[[ PROVIDED MATERIAL open ]]

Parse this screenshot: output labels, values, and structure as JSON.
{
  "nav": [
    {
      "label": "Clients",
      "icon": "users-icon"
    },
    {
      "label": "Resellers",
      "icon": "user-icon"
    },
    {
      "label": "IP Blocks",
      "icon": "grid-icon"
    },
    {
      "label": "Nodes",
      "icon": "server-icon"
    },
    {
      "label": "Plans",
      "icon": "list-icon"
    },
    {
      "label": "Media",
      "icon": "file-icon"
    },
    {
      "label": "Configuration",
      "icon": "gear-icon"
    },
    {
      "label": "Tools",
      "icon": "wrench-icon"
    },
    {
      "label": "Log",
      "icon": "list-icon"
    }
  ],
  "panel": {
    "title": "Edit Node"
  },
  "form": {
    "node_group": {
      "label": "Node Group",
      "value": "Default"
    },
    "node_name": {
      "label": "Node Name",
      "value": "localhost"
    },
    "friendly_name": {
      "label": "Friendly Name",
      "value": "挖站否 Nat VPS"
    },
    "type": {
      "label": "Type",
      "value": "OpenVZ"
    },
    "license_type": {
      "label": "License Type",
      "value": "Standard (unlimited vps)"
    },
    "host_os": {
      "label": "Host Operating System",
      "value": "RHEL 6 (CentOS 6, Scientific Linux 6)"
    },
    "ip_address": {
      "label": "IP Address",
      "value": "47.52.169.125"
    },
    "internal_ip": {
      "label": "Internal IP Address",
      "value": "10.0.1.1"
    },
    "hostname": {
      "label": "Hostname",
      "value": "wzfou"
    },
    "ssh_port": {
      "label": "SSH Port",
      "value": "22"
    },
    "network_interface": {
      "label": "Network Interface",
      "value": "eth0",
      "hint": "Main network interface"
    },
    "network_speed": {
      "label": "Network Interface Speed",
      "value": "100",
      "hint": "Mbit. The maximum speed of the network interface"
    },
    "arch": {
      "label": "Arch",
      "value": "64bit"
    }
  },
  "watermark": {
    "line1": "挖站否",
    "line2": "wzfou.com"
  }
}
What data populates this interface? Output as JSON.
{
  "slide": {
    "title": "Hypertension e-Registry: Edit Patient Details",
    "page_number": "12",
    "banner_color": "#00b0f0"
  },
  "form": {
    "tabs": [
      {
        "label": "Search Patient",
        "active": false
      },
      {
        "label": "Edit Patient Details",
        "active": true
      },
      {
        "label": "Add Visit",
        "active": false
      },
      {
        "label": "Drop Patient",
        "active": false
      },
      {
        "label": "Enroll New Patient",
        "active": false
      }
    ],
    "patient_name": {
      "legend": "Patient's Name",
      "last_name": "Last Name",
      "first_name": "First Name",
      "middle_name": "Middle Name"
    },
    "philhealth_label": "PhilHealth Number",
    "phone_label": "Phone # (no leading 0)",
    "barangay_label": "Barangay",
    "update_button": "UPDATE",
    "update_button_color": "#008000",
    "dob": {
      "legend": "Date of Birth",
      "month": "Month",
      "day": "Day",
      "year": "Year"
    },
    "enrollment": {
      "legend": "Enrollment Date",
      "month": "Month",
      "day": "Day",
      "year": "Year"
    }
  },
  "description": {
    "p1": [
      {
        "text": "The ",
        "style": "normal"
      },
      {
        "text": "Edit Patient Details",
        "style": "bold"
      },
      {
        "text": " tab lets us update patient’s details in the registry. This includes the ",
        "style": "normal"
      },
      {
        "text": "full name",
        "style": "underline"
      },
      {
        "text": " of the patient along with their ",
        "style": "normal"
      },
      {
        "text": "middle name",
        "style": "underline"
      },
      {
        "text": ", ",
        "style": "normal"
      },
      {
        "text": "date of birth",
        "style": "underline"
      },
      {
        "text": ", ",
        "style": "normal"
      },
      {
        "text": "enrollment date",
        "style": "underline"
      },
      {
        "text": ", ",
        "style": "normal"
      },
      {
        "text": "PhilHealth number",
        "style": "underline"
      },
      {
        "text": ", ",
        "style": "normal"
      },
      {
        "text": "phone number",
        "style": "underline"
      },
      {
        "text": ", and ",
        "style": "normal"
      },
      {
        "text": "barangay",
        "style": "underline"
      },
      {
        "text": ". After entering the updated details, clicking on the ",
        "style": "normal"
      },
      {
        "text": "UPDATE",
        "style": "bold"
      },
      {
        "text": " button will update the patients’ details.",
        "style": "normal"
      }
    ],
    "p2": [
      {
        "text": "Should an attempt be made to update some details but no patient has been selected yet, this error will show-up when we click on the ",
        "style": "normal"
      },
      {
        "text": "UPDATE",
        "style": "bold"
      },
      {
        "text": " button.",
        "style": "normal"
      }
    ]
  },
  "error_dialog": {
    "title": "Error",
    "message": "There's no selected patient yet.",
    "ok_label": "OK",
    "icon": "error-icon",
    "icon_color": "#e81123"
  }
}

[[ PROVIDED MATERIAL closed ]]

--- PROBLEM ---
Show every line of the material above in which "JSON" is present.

--- RESPONSE BELOW ---
Parse this screenshot: output labels, values, and structure as JSON.
What data populates this interface? Output as JSON.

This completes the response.